Scientists and broadcasters said Monday they have captured footage of an elusive giant squid, up to eight metres (26 feet) long that roams the depths of the Pacific Ocean.
Japan's National Science Museum succeeded in filming the deep-sea creature in its natural habitat for the first time, working with Japanese public broadcaster NHK and the US Discovery Channel.
Stuff of legend
The massive invertebrate is the stuff of legend, with sightings of a huge ocean-dwelling beast reported by sailors for centuries.
The creature is thought to be the genesis of the Nordic legend of Kraken, a sea monster believed to have attacked ships in waters off Scandinavia over the last millennium.
Modern-day scientists on their own Moby Dick-style search used a submersible to get them into the dark and cold depths of the northern Pacific Ocean, where at around 630 metres they managed to film a three-metre specimen. It took around 100 missions, during which they spent 400 hours in the cramped submarine.
NHK showed footage of the silver-coloured creature, which had huge black eyes, as it swam against the current, holding a bait squid in its arms.

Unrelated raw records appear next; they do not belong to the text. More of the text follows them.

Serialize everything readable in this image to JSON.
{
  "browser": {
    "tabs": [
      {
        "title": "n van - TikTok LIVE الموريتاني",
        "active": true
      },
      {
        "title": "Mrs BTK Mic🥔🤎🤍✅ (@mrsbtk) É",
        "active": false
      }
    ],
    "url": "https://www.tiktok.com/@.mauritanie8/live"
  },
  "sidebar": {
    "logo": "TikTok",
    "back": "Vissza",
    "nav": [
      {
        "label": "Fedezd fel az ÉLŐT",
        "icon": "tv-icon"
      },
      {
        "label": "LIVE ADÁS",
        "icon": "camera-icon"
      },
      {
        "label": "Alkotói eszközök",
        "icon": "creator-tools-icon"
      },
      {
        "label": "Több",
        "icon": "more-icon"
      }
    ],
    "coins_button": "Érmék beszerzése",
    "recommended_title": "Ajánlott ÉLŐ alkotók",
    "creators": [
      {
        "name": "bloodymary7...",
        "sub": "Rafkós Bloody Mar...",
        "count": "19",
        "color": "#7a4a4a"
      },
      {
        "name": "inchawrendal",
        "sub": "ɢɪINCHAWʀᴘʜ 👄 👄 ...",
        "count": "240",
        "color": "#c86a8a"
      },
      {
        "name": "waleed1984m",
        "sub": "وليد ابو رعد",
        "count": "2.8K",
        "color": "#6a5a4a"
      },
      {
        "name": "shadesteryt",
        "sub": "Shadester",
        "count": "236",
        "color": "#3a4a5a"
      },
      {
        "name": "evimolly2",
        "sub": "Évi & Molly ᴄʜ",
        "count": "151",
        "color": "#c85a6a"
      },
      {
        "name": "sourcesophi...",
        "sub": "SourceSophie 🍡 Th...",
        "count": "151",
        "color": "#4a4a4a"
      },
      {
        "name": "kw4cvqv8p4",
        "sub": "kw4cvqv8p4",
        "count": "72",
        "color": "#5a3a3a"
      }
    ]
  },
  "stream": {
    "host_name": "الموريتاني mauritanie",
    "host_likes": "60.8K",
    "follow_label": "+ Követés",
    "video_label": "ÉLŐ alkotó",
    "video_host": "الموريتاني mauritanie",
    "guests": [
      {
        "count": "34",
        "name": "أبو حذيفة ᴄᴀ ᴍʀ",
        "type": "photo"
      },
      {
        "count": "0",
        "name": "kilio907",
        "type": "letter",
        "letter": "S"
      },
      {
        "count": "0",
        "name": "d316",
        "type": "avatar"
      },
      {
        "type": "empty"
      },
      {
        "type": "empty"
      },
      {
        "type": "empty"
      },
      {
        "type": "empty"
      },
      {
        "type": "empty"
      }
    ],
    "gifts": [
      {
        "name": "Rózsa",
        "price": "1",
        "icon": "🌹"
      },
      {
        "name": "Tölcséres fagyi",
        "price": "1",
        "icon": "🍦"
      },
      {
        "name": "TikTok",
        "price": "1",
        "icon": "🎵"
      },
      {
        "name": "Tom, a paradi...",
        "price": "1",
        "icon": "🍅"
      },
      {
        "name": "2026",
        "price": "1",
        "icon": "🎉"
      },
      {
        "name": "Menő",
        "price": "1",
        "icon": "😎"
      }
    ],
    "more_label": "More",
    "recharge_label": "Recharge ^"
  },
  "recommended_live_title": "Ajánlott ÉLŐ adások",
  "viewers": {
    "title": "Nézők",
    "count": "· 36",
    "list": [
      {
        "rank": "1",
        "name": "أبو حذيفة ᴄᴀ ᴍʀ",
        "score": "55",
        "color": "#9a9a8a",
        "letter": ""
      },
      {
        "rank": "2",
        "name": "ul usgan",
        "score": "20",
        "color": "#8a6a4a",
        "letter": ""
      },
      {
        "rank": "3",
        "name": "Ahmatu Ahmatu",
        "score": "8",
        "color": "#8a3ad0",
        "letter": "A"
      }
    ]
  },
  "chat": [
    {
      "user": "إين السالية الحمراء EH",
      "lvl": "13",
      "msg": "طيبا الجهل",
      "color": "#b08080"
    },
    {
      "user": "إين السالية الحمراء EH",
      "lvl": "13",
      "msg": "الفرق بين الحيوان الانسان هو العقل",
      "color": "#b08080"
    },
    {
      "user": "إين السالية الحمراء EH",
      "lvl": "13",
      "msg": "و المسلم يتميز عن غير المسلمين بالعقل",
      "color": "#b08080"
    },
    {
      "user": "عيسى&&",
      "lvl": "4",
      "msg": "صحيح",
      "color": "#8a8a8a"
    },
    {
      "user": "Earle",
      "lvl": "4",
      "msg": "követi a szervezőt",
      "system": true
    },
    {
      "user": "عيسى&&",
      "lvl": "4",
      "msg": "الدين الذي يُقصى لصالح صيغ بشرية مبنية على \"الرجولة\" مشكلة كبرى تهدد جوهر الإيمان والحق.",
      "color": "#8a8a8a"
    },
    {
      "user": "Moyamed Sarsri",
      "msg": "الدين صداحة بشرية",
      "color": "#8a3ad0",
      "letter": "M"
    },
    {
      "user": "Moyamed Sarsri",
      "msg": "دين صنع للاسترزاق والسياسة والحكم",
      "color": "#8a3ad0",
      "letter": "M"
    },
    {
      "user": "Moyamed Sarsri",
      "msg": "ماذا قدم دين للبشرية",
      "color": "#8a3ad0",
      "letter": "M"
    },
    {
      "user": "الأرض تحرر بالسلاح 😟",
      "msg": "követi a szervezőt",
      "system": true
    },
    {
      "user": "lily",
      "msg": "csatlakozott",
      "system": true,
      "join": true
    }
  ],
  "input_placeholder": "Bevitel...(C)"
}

“With this footage we hope to discover more about the life of the species,” museum researcher Tsunemi Kubodera said. Kubodera said the two successful sightings of the squid -- in 2012 and 2006 -- were both in the same area, suggesting it could be a major habitat for the species.
The giant squid, “Architeuthis” to scientists, is sometimes described as one of the last mysteries of the ocean, being part of a world so hostile to humans that it has been little explored. Researchers say it can grow to be longer than 10 metres.AFP